**Material for the task:**
----
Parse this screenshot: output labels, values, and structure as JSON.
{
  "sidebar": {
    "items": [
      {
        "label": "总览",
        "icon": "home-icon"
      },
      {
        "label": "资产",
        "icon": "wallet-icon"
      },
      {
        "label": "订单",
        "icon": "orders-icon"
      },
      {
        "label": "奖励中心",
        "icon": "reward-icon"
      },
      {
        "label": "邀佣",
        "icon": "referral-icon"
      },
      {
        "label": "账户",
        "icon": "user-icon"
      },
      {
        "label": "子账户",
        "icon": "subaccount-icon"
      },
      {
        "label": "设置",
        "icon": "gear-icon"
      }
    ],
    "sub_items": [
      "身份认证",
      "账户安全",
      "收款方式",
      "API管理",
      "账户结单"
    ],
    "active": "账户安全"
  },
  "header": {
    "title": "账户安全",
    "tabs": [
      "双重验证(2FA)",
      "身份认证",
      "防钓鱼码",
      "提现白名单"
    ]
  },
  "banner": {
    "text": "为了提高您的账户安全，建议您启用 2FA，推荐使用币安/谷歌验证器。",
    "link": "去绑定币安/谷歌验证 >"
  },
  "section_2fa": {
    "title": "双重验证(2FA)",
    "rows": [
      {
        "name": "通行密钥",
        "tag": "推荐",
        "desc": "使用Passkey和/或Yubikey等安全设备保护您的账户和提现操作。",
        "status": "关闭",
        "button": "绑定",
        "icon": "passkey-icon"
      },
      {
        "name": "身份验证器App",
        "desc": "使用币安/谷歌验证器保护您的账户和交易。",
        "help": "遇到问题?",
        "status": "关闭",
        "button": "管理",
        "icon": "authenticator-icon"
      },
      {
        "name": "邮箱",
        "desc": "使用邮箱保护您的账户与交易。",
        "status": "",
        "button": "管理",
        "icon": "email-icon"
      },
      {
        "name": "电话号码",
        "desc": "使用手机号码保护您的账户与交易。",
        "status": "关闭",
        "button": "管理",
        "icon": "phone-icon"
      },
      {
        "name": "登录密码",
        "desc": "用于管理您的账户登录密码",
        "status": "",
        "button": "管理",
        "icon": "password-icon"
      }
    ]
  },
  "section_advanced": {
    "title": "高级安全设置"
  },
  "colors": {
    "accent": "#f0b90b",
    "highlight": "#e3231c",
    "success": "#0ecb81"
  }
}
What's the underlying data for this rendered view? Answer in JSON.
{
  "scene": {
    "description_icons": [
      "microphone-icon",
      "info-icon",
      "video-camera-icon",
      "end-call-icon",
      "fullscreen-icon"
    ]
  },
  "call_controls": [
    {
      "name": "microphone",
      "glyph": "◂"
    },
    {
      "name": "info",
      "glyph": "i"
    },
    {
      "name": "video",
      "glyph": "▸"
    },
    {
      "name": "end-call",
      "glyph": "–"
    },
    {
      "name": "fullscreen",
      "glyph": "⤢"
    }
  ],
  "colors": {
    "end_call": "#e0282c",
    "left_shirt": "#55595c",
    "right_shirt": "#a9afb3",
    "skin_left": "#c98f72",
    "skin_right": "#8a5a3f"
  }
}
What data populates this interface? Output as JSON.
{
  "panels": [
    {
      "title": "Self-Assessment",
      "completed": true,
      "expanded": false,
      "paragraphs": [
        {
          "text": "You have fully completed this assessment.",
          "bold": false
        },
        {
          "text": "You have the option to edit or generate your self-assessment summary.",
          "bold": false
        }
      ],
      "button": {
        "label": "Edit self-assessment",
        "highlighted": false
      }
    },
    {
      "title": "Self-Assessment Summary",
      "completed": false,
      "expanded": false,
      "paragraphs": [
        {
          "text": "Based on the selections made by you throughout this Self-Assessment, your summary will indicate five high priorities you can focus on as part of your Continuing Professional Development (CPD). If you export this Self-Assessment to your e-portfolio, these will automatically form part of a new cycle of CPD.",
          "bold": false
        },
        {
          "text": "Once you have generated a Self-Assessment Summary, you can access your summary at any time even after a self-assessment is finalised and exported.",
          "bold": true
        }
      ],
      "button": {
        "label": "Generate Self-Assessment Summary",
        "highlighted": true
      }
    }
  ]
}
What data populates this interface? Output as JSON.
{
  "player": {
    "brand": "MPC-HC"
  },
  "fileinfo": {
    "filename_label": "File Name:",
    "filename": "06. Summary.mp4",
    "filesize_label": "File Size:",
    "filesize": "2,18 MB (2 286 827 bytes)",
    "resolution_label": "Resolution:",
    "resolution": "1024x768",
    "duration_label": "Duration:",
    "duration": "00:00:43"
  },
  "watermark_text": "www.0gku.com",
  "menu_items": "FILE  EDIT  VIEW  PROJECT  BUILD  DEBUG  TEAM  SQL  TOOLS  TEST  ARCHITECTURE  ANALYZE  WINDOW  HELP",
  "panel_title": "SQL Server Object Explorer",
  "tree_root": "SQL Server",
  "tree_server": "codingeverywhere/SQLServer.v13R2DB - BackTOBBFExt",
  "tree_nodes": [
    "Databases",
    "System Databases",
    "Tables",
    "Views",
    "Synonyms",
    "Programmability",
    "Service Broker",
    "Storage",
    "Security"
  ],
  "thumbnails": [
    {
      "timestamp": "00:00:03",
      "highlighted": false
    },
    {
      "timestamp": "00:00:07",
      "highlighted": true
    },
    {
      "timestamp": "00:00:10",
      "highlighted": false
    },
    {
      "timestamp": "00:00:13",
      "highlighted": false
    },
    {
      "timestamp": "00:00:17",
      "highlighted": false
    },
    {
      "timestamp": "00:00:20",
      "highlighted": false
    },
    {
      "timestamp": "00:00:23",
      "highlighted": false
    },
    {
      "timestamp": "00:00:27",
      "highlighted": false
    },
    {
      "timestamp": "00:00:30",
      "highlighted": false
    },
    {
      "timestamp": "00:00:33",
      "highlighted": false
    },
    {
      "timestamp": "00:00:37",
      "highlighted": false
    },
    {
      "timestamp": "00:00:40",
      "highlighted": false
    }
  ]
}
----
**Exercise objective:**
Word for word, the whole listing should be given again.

**Solution to this problem:**
Parse this screenshot: output labels, values, and structure as JSON.
{
  "sidebar": {
    "items": [
      {
        "label": "总览",
        "icon": "home-icon"
      },
      {
        "label": "资产",
        "icon": "wallet-icon"
      },
      {
        "label": "订单",
        "icon": "orders-icon"
      },
      {
        "label": "奖励中心",
        "icon": "reward-icon"
      },
      {
        "label": "邀佣",
        "icon": "referral-icon"
      },
      {
        "label": "账户",
        "icon": "user-icon"
      },
      {
        "label": "子账户",
        "icon": "subaccount-icon"
      },
      {
        "label": "设置",
        "icon": "gear-icon"
      }
    ],
    "sub_items": [
      "身份认证",
      "账户安全",
      "收款方式",
      "API管理",
      "账户结单"
    ],
    "active": "账户安全"
  },
  "header": {
    "title": "账户安全",
    "tabs": [
      "双重验证(2FA)",
      "身份认证",
      "防钓鱼码",
      "提现白名单"
    ]
  },
  "banner": {
    "text": "为了提高您的账户安全，建议您启用 2FA，推荐使用币安/谷歌验证器。",
    "link": "去绑定币安/谷歌验证 >"
  },
  "section_2fa": {
    "title": "双重验证(2FA)",
    "rows": [
      {
        "name": "通行密钥",
        "tag": "推荐",
        "desc": "使用Passkey和/或Yubikey等安全设备保护您的账户和提现操作。",
        "status": "关闭",
        "button": "绑定",
        "icon": "passkey-icon"
      },
      {
        "name": "身份验证器App",
        "desc": "使用币安/谷歌验证器保护您的账户和交易。",
        "help": "遇到问题?",
        "status": "关闭",
        "button": "管理",
        "icon": "authenticator-icon"
      },
      {
        "name": "邮箱",
        "desc": "使用邮箱保护您的账户与交易。",
        "status": "",
        "button": "管理",
        "icon": "email-icon"
      },
      {
        "name": "电话号码",
        "desc": "使用手机号码保护您的账户与交易。",
        "status": "关闭",
        "button": "管理",
        "icon": "phone-icon"
      },
      {
        "name": "登录密码",
        "desc": "用于管理您的账户登录密码",
        "status": "",
        "button": "管理",
        "icon": "password-icon"
      }
    ]
  },
  "section_advanced": {
    "title": "高级安全设置"
  },
  "colors": {
    "accent": "#f0b90b",
    "highlight": "#e3231c",
    "success": "#0ecb81"
  }
}
What's the underlying data for this rendered view? Answer in JSON.
{
  "scene": {
    "description_icons": [
      "microphone-icon",
      "info-icon",
      "video-camera-icon",
      "end-call-icon",
      "fullscreen-icon"
    ]
  },
  "call_controls": [
    {
      "name": "microphone",
      "glyph": "◂"
    },
    {
      "name": "info",
      "glyph": "i"
    },
    {
      "name": "video",
      "glyph": "▸"
    },
    {
      "name": "end-call",
      "glyph": "–"
    },
    {
      "name": "fullscreen",
      "glyph": "⤢"
    }
  ],
  "colors": {
    "end_call": "#e0282c",
    "left_shirt": "#55595c",
    "right_shirt": "#a9afb3",
    "skin_left": "#c98f72",
    "skin_right": "#8a5a3f"
  }
}
What data populates this interface? Output as JSON.
{
  "panels": [
    {
      "title": "Self-Assessment",
      "completed": true,
      "expanded": false,
      "paragraphs": [
        {
          "text": "You have fully completed this assessment.",
          "bold": false
        },
        {
          "text": "You have the option to edit or generate your self-assessment summary.",
          "bold": false
        }
      ],
      "button": {
        "label": "Edit self-assessment",
        "highlighted": false
      }
    },
    {
      "title": "Self-Assessment Summary",
      "completed": false,
      "expanded": false,
      "paragraphs": [
        {
          "text": "Based on the selections made by you throughout this Self-Assessment, your summary will indicate five high priorities you can focus on as part of your Continuing Professional Development (CPD). If you export this Self-Assessment to your e-portfolio, these will automatically form part of a new cycle of CPD.",
          "bold": false
        },
        {
          "text": "Once you have generated a Self-Assessment Summary, you can access your summary at any time even after a self-assessment is finalised and exported.",
          "bold": true
        }
      ],
      "button": {
        "label": "Generate Self-Assessment Summary",
        "highlighted": true
      }
    }
  ]
}
What data populates this interface? Output as JSON.
{
  "player": {
    "brand": "MPC-HC"
  },
  "fileinfo": {
    "filename_label": "File Name:",
    "filename": "06. Summary.mp4",
    "filesize_label": "File Size:",
    "filesize": "2,18 MB (2 286 827 bytes)",
    "resolution_label": "Resolution:",
    "resolution": "1024x768",
    "duration_label": "Duration:",
    "duration": "00:00:43"
  },
  "watermark_text": "www.0gku.com",
  "menu_items": "FILE  EDIT  VIEW  PROJECT  BUILD  DEBUG  TEAM  SQL  TOOLS  TEST  ARCHITECTURE  ANALYZE  WINDOW  HELP",
  "panel_title": "SQL Server Object Explorer",
  "tree_root": "SQL Server",
  "tree_server": "codingeverywhere/SQLServer.v13R2DB - BackTOBBFExt",
  "tree_nodes": [
    "Databases",
    "System Databases",
    "Tables",
    "Views",
    "Synonyms",
    "Programmability",
    "Service Broker",
    "Storage",
    "Security"
  ],
  "thumbnails": [
    {
      "timestamp": "00:00:03",
      "highlighted": false
    },
    {
      "timestamp": "00:00:07",
      "highlighted": true
    },
    {
      "timestamp": "00:00:10",
      "highlighted": false
    },
    {
      "timestamp": "00:00:13",
      "highlighted": false
    },
    {
      "timestamp": "00:00:17",
      "highlighted": false
    },
    {
      "timestamp": "00:00:20",
      "highlighted": false
    },
    {
      "timestamp": "00:00:23",
      "highlighted": false
    },
    {
      "timestamp": "00:00:27",
      "highlighted": false
    },
    {
      "timestamp": "00:00:30",
      "highlighted": false
    },
    {
      "timestamp": "00:00:33",
      "highlighted": false
    },
    {
      "timestamp": "00:00:37",
      "highlighted": false
    },
    {
      "timestamp": "00:00:40",
      "highlighted": false
    }
  ]
}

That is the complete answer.